WHAT TO WORK ON: Gather each line in the entries that includes the string "label".

Start of MATERIAL FOR THIS EXERCISE

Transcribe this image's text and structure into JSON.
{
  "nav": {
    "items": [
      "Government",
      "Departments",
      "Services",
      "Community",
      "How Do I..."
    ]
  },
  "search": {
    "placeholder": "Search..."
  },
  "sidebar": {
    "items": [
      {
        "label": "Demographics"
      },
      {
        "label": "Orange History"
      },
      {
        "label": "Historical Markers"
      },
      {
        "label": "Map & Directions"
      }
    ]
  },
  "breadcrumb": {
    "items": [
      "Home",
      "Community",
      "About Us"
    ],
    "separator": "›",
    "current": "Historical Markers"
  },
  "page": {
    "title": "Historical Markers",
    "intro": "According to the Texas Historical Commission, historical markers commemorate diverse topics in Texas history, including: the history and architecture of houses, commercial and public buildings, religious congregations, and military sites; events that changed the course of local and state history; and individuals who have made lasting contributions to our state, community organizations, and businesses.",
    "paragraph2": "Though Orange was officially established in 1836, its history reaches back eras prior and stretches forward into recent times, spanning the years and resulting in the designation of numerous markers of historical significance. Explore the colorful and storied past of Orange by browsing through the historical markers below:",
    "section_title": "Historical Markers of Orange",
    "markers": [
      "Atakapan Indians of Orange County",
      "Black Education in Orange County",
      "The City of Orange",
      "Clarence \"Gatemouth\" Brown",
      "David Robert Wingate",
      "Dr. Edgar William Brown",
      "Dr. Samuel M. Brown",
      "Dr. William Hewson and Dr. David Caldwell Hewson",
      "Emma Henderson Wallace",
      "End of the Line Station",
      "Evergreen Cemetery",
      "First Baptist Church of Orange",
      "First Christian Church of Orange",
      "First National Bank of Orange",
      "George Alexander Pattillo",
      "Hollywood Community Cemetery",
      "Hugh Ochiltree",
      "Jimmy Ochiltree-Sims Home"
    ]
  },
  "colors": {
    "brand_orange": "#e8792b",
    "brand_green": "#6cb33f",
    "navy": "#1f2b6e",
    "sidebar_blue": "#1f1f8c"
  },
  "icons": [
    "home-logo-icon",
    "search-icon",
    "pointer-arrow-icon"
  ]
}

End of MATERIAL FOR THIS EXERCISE
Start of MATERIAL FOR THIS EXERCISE

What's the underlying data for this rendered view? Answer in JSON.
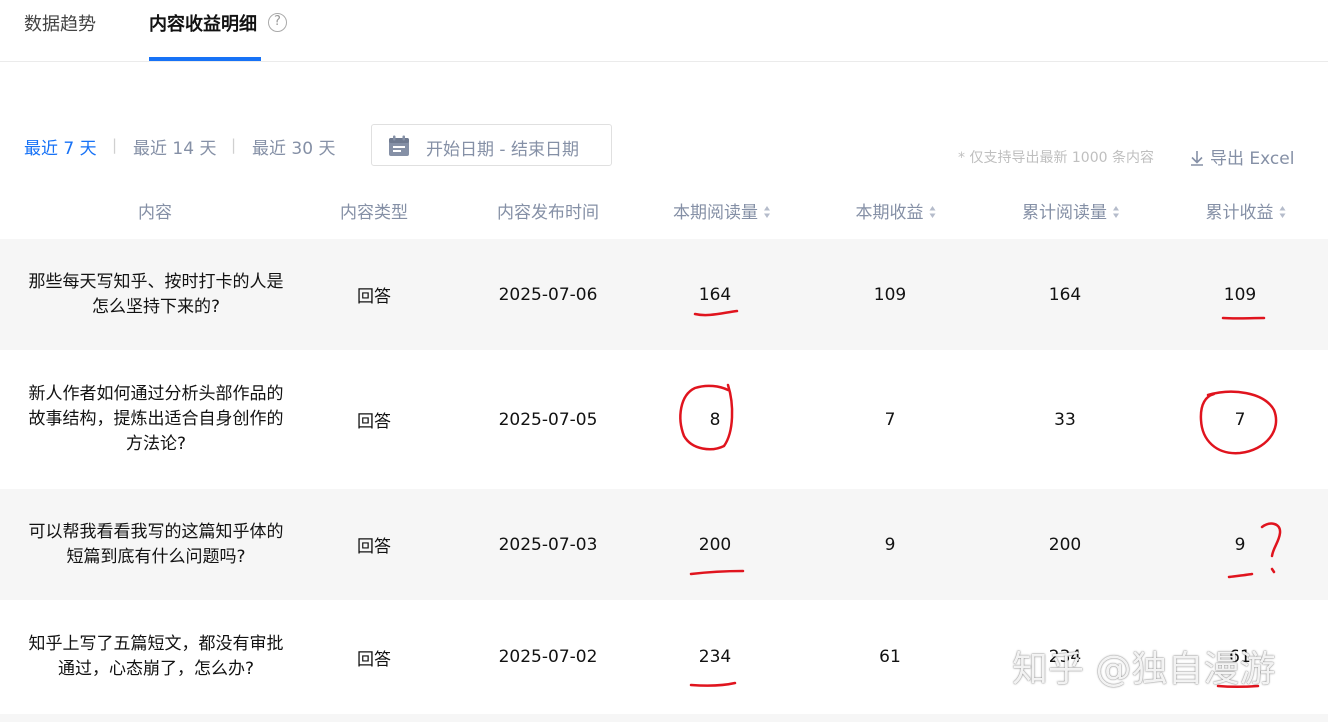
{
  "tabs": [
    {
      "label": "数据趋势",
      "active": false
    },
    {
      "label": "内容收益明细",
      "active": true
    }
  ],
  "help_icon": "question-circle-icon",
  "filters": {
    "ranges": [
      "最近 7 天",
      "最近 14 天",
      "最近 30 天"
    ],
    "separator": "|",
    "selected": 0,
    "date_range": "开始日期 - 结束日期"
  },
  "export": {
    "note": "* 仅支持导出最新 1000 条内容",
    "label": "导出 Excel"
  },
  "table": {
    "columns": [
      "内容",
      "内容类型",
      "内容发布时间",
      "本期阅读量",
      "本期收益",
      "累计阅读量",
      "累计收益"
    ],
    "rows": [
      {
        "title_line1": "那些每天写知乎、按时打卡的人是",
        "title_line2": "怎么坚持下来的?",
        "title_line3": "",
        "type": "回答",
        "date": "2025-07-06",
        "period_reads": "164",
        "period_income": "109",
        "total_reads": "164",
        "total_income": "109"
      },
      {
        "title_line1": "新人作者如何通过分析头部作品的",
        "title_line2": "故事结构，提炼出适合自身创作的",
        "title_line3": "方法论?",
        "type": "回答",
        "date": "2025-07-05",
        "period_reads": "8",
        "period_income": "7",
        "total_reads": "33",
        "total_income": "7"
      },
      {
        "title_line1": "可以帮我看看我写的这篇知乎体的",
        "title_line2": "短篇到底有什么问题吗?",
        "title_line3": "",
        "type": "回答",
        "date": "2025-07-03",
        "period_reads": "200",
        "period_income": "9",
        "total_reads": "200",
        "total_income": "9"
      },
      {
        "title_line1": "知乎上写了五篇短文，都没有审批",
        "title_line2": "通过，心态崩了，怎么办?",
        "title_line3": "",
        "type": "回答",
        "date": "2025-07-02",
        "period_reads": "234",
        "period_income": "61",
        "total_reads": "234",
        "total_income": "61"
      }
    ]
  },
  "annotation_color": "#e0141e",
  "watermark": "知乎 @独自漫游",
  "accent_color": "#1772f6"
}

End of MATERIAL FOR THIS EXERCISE

PROBLEM SOLUTION:
        "label": "Demographics"
        "label": "Orange History"
        "label": "Historical Markers"
        "label": "Map & Directions"
      "label": "数据趋势",
      "label": "内容收益明细",
    "label": "导出 Excel"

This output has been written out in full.